Selenium: A trace mineral with multiple benefits, from arthritis support to cardiovascular health.
• Powerful antioxidant that protects cell membranes and intracellular structural membranes from lipid peroxidation
• May support cardiovascular health
• May help rid the body of toxic heavy metals
• Reduced selenium levels have been linked to joint disorders
• Low dietary intake of selenium has been linked to higher rates of various degenerative diseases
• May support healthy immune function
• May support healthy brain function
What is Selenium?
Selenium is a trace mineral that is essential to good health but required only in small amounts. Selenium is incorporated into proteins to make selenoproteins, which are important antioxidant enzymes. The antioxidant properties of selenoproteins help prevent cellular damage from free radicals. Free radicals are natural by-products of oxygen metabolism that may contribute to the development of chronic diseases. Other selenoproteins help regulate thyroid function and play a role in the immune system.
Selenium is recognised as an important element of nutrition. Selenium is an important part of the antioxidant enzyme glutathione peroxidase. It helps protect cells against the effects of free radicals that are produced during normal oxygen metabolism. The selenium used in our product is derived from selenomethionine.
Who needs Selenium and what are symptoms of deficiency?
In most cases of selenium depletion or deficiency are associated with severe gastrointestinal problems, such as Crohn's disease, or with surgical removal of part of the stomach. These and other gastrointestinal disorders can impair selenium absorption. People with acute severe illness who develop inflammation and widespread infection often have decreased levels of selenium in their blood. Physicians will evaluate individuals who have gastrointestinal disease or severe infection for depleted blood levels of selenium to determine the need for supplementation.

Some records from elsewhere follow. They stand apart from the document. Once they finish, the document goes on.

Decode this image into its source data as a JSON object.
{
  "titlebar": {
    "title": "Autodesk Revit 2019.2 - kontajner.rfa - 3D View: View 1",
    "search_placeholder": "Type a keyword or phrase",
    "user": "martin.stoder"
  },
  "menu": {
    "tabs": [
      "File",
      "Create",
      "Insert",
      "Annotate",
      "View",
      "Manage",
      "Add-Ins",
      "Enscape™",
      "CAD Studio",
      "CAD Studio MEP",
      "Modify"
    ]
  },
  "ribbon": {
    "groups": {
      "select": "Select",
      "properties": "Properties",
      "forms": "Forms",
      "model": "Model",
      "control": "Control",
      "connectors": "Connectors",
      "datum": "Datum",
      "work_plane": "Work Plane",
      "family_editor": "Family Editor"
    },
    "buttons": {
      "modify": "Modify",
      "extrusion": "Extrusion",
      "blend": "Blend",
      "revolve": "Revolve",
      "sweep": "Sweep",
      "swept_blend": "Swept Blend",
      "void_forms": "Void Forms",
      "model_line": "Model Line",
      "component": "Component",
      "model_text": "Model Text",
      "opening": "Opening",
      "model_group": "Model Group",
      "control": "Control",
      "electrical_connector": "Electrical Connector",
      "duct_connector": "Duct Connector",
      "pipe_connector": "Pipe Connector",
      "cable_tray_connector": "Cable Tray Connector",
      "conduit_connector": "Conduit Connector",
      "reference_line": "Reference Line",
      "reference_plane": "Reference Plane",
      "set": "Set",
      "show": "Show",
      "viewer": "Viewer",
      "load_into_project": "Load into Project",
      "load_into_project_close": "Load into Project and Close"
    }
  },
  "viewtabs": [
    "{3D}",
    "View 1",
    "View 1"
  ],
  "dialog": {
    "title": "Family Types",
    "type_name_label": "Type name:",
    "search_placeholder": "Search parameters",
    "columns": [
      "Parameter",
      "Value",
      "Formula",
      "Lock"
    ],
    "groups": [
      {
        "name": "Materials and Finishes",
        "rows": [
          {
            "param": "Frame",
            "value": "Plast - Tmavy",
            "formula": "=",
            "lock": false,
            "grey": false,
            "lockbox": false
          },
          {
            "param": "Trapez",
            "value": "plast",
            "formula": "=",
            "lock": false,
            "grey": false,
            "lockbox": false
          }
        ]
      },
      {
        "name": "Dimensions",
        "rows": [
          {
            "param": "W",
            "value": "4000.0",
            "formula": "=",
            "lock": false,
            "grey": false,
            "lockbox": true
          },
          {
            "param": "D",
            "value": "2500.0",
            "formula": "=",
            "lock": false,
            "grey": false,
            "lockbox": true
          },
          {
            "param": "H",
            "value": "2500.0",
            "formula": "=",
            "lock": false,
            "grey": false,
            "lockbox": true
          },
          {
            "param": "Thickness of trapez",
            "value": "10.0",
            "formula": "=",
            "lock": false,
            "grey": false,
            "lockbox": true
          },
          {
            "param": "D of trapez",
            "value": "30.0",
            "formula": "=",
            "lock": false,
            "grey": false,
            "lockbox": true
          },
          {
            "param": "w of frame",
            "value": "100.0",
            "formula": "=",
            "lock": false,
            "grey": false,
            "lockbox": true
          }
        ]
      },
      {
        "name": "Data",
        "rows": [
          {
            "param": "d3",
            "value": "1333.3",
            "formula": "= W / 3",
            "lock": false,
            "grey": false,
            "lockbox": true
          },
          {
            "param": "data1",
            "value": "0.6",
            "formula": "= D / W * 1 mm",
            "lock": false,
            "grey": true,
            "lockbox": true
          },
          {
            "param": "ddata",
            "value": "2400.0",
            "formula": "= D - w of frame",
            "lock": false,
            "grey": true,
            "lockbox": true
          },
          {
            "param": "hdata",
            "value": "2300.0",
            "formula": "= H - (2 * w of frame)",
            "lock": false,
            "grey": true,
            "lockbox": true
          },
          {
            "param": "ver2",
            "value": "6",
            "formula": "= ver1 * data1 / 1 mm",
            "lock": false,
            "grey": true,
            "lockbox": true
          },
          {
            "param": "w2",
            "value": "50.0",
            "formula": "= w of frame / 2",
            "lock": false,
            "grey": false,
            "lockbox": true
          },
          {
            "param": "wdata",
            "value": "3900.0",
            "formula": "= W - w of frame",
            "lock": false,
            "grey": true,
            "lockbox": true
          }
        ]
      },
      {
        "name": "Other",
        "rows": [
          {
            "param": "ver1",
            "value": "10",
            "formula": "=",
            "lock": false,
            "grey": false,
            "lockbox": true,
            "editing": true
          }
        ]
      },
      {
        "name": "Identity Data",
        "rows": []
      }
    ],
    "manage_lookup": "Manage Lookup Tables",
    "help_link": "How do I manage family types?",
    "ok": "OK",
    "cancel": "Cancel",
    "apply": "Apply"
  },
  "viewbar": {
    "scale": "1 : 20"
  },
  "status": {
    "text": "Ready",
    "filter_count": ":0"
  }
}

People with iodine deficiency may also benefit from selenium supplementation. Iodine deficiency is rare in developed countries but is still common in developing countries where access to iodine is limited. Researchers believe that selenium deficiency may worsen the effects of iodine deficiency on thyroid function, and that adequate selenium nutritional status may help protect against some of the neurological effects of iodine deficiency. Researchers involved in the Supplementation en Vitamines et Mineraux AntioXydants (SU.VI.MAX) study in France, which was designed to assess the effect of vitamin and mineral supplements on chronic disease risk, evaluated the relationship between goiter and selenium in a subset of this research population. Their findings suggest that selenium supplements may be protective against goiter, which refers to enlargement of the thyroid gland.
• Large doses (1mg or more daily) can cause toxicity with symptoms such as: loss of hair and nails, skin lesions, nervous system abnormalities, digestive problems and garlicky breath. Consult a healthcare practitioner if you experience any of these symptoms while taking selenium.
• In long term clinical studies performed by Clark et al. for 16 years, no adverse effects were reported at use levels of 200 mcg/day, in the form of an organic selenium supplement.
• If you are pregnant or lactating consult your health care practitioner prior to using Selenium.